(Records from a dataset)
Content starts

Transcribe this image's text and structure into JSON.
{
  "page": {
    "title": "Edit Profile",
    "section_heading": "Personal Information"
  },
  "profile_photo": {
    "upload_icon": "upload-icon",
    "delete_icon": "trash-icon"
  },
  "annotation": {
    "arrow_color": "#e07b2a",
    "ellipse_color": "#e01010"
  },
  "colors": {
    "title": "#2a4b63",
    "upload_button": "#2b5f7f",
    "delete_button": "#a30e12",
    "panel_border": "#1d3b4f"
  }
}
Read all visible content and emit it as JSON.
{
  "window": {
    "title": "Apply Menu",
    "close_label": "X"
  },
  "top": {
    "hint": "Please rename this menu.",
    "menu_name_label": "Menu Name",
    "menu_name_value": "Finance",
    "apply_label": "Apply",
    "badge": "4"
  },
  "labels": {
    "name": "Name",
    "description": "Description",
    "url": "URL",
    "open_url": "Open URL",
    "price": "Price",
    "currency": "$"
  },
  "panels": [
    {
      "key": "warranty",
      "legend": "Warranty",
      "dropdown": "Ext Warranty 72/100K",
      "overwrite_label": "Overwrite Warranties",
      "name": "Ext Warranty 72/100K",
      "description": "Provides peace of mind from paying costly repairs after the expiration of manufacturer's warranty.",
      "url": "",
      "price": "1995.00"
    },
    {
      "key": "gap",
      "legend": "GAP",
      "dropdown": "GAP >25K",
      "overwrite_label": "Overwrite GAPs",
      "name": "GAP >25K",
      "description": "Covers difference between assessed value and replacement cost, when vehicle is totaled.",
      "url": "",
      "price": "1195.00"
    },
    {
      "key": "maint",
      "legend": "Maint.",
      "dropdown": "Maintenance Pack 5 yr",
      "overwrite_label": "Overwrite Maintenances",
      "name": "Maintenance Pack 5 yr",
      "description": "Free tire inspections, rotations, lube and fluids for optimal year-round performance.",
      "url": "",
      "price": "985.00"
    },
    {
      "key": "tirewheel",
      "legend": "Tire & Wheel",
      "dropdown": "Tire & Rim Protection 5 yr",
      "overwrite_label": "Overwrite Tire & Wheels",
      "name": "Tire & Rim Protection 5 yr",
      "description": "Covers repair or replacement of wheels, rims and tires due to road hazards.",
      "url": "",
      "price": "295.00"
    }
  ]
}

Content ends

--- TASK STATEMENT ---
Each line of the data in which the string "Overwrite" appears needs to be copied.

--- TASK OUTPUT ---
      "overwrite_label": "Overwrite Warranties",
      "overwrite_label": "Overwrite GAPs",
      "overwrite_label": "Overwrite Maintenances",
      "overwrite_label": "Overwrite Tire & Wheels",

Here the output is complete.